It all started with 2,500 shares of H&R Block. More than four decades and hundreds of student investment managers later, the Caltech Student Investment Fund exceeds, as of November 2020, one million dollars in value. (The fund's initial value was $64,949.62.)
"It's a little surreal because at this point it's obviously more money than any of the students have dealt with on their own," says Ethan Jaszewski, a senior and the current president of the fund. "There's a responsibility that comes along with it." That's not only because the members of the SIF are responsible for such a sizeable sum; it's also because a percentage of the fund's earnings are used to support Caltech student clubs and organizations each year.
Scott Richland, Caltech's chief investment officer, says that alumnus J. Stanley Johnson (BS ‘33, MS ‘34) and his wife Mary Johnson donated the initial batch of shares back in 1978. "It was originally designed to give the students the experience of managing a portfolio, and then the secondary reason was to take the earnings and use them for student functions and needs," Richland says.
To protect those functions, the fund is bound by certain rules that steer it away from high-risk investments. Students are not allowed to "short" stocks, for example; a practice that involves betting a stock will decrease in value.

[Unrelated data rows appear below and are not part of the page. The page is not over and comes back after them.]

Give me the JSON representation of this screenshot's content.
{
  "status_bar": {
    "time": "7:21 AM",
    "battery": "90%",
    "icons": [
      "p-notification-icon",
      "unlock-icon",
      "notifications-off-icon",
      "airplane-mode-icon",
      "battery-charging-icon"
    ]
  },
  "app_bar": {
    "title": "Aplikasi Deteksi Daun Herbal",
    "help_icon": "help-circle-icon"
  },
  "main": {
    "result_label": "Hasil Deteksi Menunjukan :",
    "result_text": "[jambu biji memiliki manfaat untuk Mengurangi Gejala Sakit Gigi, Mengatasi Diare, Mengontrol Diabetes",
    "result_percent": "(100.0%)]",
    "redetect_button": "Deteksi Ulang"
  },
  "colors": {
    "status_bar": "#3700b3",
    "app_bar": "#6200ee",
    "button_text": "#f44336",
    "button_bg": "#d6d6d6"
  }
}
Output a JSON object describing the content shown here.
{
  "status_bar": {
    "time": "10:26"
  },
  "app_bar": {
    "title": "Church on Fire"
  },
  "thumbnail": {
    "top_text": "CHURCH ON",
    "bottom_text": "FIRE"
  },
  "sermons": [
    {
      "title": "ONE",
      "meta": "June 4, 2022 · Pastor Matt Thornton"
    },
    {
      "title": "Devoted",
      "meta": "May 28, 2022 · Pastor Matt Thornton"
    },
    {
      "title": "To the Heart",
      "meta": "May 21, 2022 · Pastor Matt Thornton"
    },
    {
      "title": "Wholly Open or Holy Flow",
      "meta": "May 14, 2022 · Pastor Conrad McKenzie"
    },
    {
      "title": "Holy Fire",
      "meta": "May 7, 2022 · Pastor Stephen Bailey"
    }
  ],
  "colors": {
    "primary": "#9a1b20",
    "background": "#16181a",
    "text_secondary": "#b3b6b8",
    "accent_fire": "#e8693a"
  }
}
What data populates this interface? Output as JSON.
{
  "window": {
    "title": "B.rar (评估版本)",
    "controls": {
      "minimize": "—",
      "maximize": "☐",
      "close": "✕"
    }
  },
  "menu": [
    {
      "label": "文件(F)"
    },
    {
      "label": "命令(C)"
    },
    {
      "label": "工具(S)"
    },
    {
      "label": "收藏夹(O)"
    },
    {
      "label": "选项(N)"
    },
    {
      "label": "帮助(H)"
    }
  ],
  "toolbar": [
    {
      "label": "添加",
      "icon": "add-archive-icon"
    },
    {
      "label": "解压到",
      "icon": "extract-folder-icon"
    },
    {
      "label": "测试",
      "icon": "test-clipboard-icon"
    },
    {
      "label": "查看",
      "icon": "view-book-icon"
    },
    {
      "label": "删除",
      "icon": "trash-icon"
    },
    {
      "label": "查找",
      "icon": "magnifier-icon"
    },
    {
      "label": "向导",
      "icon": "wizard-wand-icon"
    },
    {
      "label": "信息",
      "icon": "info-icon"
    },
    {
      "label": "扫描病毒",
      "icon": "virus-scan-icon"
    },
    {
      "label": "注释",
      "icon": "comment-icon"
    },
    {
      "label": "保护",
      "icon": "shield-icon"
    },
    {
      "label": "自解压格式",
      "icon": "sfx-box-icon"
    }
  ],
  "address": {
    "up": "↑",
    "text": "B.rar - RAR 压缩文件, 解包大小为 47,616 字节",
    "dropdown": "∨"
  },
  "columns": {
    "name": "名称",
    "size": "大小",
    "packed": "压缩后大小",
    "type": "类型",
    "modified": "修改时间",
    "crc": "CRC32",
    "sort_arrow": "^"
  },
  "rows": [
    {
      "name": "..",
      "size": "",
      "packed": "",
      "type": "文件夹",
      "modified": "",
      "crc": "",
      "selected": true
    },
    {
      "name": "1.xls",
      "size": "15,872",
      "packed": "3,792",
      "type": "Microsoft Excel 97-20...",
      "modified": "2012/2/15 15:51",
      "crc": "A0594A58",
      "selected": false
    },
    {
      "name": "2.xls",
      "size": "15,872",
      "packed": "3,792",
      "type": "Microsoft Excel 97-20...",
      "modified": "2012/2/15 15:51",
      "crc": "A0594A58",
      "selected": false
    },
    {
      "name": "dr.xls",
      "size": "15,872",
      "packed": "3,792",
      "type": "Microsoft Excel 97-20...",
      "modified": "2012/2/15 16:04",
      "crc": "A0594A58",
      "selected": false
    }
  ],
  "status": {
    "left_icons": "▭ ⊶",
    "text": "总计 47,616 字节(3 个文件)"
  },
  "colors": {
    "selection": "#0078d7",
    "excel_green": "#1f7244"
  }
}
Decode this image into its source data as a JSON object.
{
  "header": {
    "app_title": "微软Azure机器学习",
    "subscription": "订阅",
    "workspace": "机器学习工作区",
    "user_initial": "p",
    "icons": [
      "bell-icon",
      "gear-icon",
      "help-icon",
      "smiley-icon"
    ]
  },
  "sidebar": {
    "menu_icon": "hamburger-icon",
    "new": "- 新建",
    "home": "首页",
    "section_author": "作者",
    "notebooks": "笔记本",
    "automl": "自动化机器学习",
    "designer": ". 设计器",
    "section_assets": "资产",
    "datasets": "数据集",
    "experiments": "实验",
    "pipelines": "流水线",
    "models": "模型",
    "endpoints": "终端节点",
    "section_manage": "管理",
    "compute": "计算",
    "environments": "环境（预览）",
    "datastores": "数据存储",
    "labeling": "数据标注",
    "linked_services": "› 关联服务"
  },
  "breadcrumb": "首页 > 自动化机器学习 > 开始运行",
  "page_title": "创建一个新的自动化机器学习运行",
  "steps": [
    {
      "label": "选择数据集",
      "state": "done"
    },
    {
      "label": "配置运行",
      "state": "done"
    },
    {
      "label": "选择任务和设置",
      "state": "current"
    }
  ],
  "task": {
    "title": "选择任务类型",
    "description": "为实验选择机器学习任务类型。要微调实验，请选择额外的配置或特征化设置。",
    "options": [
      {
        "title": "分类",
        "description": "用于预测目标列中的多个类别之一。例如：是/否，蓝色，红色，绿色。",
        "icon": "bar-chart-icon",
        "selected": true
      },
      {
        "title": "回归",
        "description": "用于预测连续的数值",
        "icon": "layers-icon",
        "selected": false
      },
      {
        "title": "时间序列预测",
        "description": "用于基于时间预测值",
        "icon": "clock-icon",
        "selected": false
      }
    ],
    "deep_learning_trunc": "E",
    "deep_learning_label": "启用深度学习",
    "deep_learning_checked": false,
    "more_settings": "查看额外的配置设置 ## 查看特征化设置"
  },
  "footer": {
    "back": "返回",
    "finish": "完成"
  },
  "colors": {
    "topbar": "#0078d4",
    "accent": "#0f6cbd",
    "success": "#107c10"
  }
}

Beyond those few restrictions, however, the SIF students enjoy wide latitude to pitch investment ideas to one another and pursue their vision in the market.
"There's a remarkable amount of freedom the students have in terms of buying and selling and how they build portfolios," says Michael Ewens, faculty adviser to the fund and professor of finance and entrepreneurship. Richland notes that a representative of the Caltech Investment Office visits the students once or twice a year to discuss endowment and portfolio management, but otherwise the Institute allows the students to find their own way.
The club meets weekly to hear investment ideas from members and vote upon them. "There's a core group of stocks that have been in there a long time, but we make an active effort to give people the opportunity to invest," Jaszewski says. "We want to give new members a chance to make their mark and shape the portfolio." Because of Caltech students' particular affinity for technology, the SIF tends to contain a heavy share of tech stocks such as software companies. However, Ewens also encourages the students to balance the portfolio and make it less vulnerable to volatility in any one sector. Jaszewski says this focus on stability helped the SIF weather the market upheavals that were the result of the havoc wreaked by the COVID-19 pandemic on the American economy.
Ewens is now going further in teaching the students to think like investment managers. He has begun asking them to compare their performance against industry benchmarks, such as the performance of the S&P 500, to give him quarterly presentations about the fund's performance, and to outline their decision-making process for the SIF's future.
The Student Investment Fund's long, slow rise to $1 million has created new opportunities for ways to spend that money to enhance the student experience. The SIF can spend up to 4 percent of its earnings on one-time purchases for student organizations; these purchases typically comprise the kind of machinery or equipment that would be out of reach of a club's ordinary budget. "The robotics club is a consistent ask," Jaszewski says. (Student organizations can apply for disbursements and check the rules here.)
"We're making decisions that are not just about fun or what we want to do, but will serve the community and make sure the fund continues to grow," Jaszewski says. "That's a key part: having a chance to manage a fund that's beyond what you could do yourself."